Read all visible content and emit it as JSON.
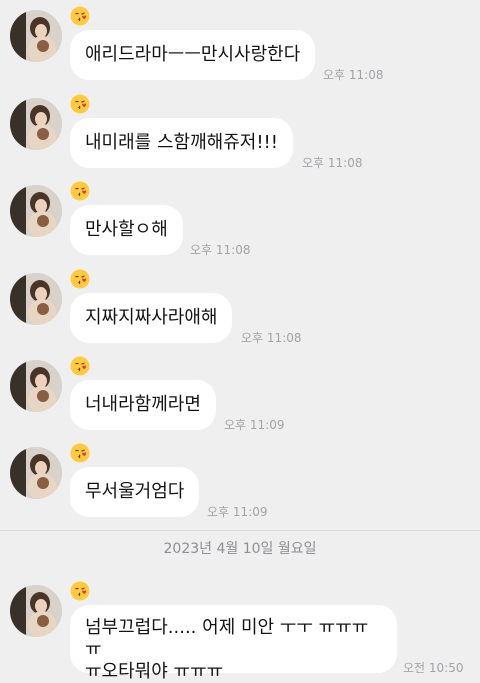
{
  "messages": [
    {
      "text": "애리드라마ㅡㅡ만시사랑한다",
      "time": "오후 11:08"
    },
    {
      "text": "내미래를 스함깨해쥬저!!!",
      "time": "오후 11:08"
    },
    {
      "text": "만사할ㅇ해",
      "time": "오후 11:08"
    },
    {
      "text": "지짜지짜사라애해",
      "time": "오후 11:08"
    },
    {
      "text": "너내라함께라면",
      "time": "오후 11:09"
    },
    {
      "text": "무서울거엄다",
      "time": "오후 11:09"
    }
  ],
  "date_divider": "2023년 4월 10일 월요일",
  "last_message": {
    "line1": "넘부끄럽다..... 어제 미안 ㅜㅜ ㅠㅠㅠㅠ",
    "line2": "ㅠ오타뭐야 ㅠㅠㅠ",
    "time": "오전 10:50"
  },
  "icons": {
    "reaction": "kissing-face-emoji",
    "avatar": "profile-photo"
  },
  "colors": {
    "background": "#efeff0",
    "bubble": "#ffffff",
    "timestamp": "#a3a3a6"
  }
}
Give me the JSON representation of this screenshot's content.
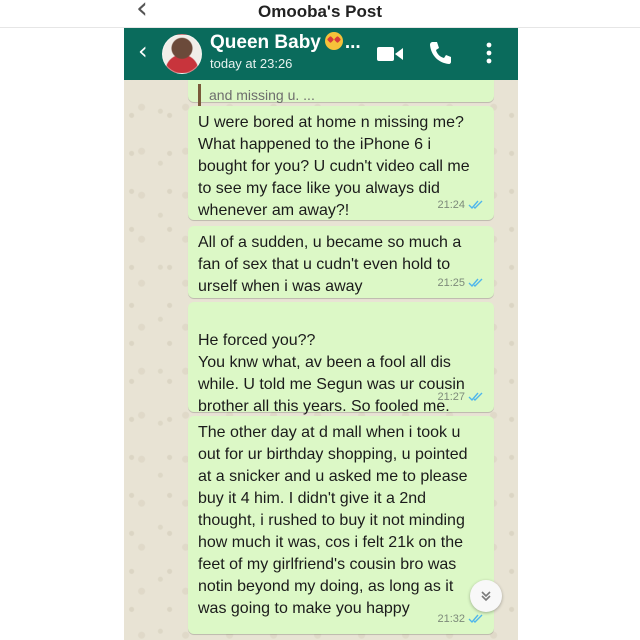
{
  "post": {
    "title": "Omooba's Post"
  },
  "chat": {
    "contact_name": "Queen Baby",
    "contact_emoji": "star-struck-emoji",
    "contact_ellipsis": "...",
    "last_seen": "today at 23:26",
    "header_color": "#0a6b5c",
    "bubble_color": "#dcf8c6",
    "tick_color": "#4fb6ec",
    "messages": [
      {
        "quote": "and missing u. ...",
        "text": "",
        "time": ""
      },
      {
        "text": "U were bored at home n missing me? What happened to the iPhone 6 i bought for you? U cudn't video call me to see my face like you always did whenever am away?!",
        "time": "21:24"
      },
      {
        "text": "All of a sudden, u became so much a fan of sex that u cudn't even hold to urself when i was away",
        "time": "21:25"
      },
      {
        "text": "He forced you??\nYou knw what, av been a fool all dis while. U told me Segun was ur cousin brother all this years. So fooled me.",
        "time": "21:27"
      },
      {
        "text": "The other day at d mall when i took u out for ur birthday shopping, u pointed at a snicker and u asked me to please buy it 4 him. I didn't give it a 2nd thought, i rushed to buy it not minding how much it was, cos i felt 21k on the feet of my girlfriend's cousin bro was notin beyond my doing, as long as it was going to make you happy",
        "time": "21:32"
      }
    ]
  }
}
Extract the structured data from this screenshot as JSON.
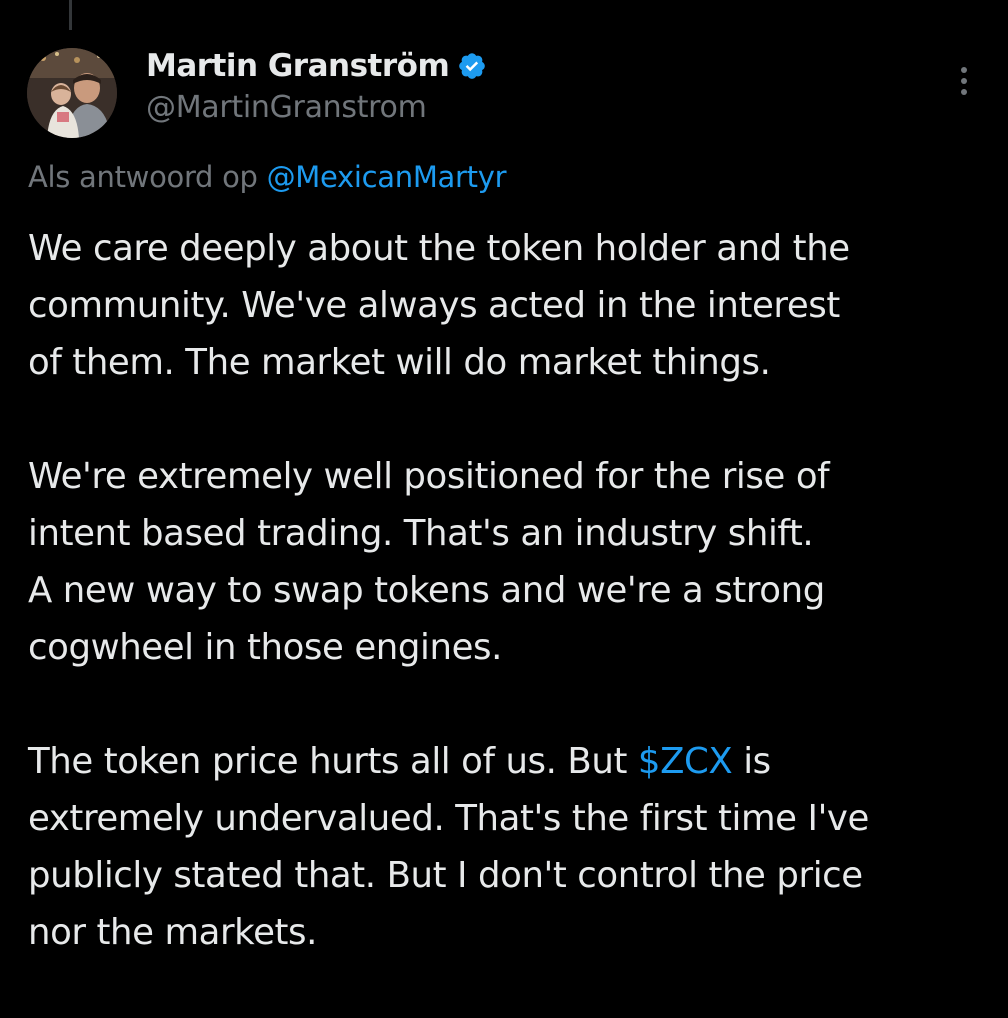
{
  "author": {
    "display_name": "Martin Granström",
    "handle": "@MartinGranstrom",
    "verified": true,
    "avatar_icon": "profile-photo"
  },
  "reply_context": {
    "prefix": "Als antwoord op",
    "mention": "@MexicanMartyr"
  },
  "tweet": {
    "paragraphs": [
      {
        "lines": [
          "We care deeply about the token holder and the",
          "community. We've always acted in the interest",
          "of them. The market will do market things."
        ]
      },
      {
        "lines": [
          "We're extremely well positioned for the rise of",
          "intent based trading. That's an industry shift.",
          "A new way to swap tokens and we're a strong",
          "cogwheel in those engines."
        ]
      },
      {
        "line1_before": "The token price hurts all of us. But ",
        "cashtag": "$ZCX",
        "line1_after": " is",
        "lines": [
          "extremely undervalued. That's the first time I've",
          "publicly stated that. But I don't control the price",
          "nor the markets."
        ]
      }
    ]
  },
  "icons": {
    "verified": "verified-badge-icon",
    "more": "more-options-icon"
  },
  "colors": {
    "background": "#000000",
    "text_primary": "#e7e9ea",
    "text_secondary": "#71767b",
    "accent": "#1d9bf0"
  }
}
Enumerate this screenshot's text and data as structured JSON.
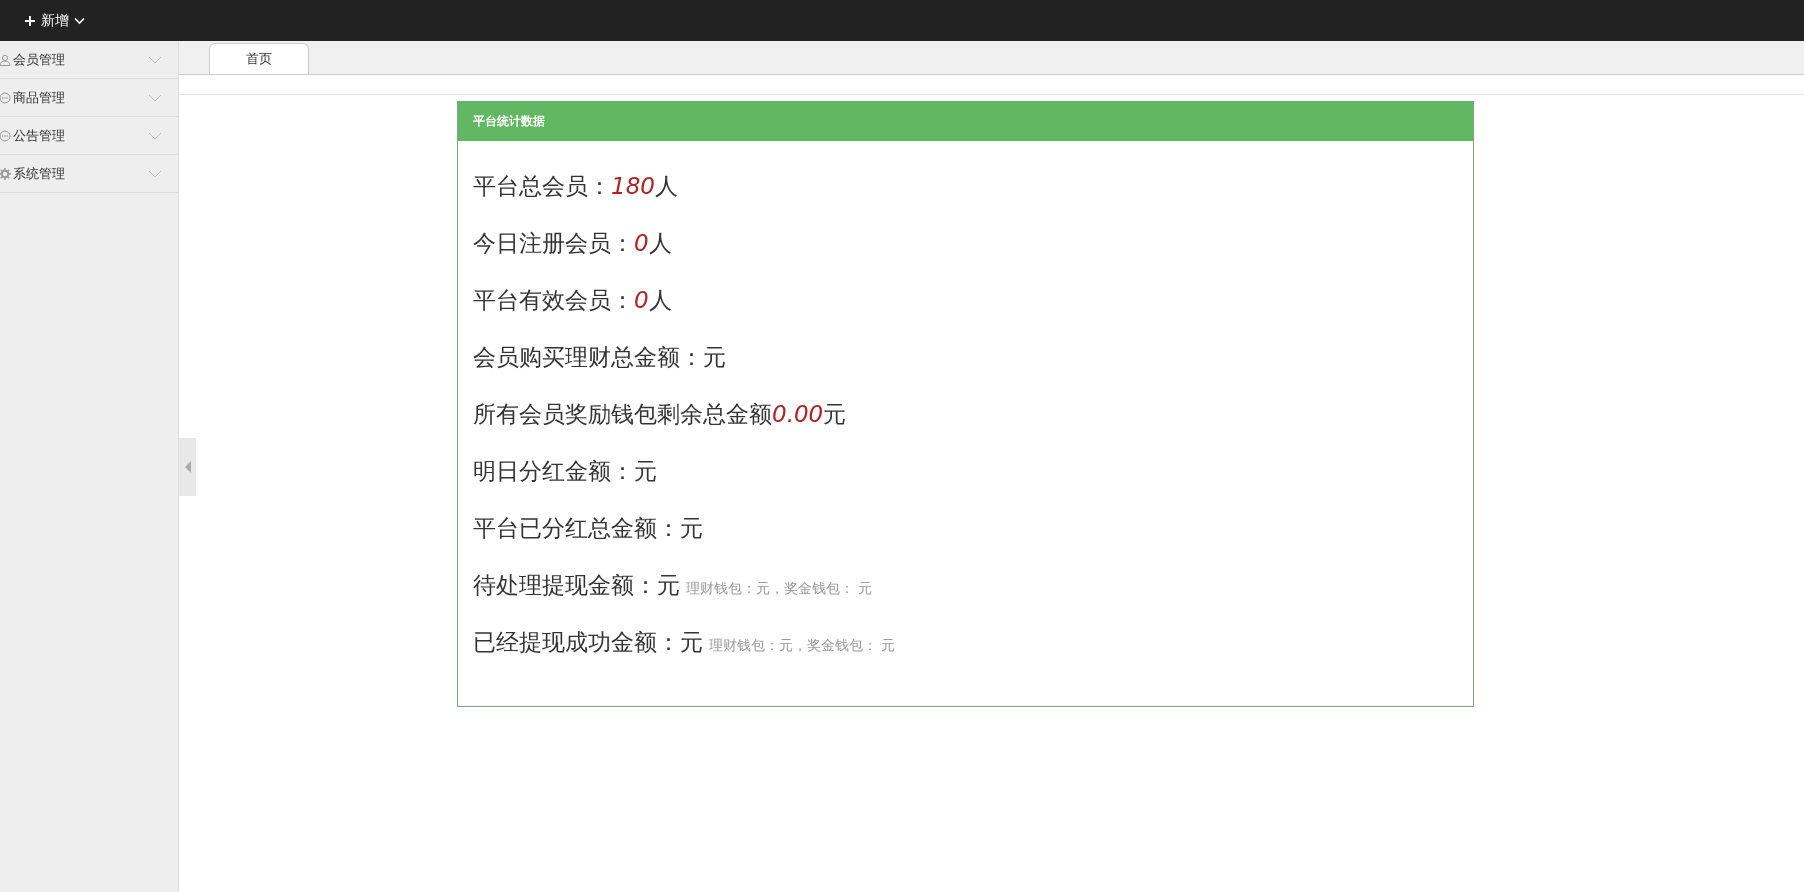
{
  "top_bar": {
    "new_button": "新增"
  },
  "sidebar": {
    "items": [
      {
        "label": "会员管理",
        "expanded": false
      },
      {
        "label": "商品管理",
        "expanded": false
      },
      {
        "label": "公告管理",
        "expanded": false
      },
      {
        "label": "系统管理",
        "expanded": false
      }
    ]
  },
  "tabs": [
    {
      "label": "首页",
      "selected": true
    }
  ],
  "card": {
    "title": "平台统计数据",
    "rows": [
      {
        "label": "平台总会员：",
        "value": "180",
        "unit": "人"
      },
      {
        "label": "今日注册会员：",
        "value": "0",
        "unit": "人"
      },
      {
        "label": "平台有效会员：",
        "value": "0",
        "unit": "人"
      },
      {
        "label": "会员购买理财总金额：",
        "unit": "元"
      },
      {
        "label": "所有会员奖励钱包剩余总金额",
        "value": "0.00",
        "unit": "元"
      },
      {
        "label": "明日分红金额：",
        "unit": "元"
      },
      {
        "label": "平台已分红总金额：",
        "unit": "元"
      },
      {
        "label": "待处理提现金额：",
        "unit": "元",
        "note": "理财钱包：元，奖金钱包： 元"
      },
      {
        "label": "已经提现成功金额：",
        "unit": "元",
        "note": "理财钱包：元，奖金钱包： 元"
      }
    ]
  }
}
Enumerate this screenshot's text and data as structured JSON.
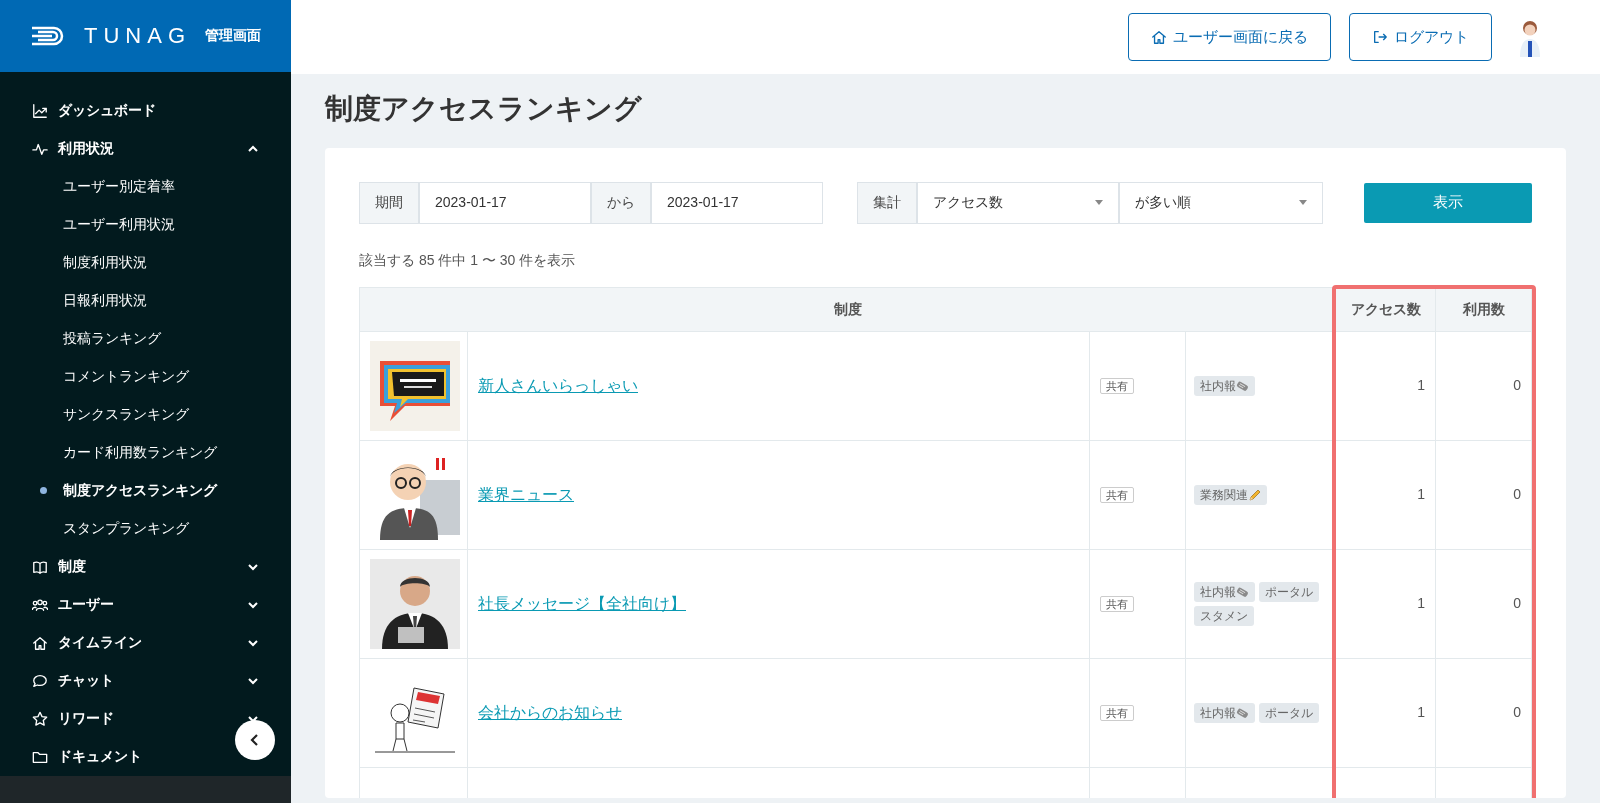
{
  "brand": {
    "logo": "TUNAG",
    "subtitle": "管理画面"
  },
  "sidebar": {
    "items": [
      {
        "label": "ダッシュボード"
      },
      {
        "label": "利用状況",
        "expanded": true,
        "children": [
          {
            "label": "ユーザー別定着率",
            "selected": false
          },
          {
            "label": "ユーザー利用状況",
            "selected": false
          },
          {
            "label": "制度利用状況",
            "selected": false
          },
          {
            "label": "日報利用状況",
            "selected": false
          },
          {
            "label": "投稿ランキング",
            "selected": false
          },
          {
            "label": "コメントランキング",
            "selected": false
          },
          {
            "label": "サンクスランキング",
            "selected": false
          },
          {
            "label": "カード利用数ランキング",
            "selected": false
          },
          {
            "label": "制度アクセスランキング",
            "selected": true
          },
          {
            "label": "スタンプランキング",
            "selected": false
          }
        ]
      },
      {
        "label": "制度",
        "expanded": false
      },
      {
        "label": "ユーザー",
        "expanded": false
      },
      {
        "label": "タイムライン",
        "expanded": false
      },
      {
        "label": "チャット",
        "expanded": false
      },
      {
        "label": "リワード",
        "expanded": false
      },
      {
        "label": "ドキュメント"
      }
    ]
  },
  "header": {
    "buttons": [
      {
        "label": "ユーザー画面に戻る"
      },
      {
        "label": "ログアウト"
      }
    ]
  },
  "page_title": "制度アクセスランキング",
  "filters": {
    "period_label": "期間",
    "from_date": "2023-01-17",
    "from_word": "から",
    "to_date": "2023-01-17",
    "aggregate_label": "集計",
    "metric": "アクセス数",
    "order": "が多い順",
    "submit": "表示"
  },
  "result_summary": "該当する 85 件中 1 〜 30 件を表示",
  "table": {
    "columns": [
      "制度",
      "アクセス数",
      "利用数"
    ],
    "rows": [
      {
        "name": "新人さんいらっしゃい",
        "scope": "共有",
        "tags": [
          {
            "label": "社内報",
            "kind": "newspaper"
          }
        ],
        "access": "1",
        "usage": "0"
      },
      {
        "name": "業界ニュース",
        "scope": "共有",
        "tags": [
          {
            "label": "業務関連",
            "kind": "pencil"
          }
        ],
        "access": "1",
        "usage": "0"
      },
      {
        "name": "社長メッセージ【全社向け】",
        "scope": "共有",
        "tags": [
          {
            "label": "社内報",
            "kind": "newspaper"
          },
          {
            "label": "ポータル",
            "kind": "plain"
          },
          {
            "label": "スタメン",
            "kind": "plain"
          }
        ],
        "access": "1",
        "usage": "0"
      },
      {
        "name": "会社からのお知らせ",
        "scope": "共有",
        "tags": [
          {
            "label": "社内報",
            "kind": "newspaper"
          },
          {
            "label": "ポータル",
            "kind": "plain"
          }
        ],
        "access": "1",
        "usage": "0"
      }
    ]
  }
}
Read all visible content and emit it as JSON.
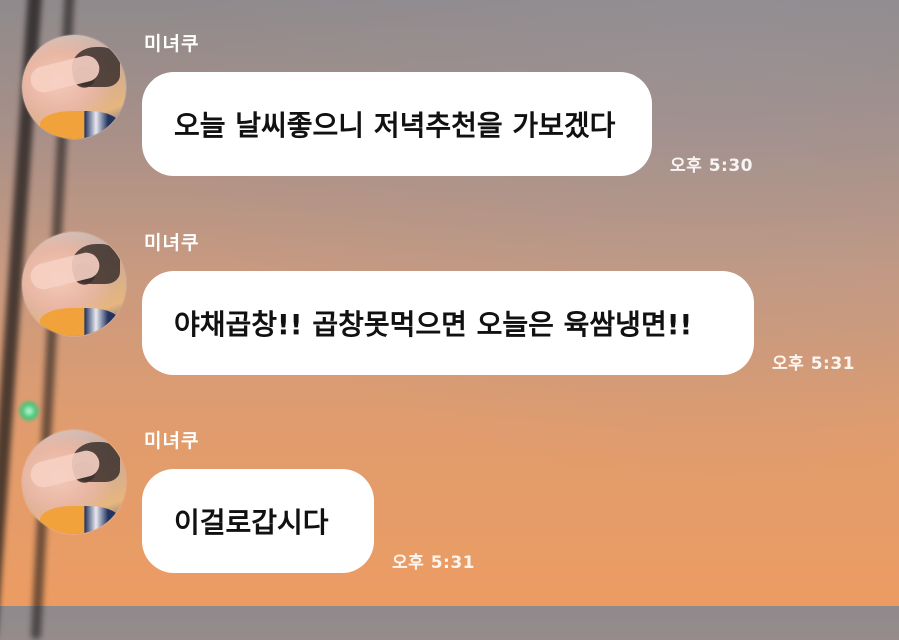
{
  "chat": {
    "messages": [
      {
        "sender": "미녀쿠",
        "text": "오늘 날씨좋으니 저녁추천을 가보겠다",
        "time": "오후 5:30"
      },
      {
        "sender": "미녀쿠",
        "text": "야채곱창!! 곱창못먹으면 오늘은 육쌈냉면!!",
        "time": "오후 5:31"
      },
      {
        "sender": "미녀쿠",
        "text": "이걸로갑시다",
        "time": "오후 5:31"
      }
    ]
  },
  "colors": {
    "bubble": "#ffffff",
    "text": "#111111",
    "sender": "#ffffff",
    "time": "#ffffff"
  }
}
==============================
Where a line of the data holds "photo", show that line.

    "avatar": "profile-photo"
    "avatar_icon": "profile-photo"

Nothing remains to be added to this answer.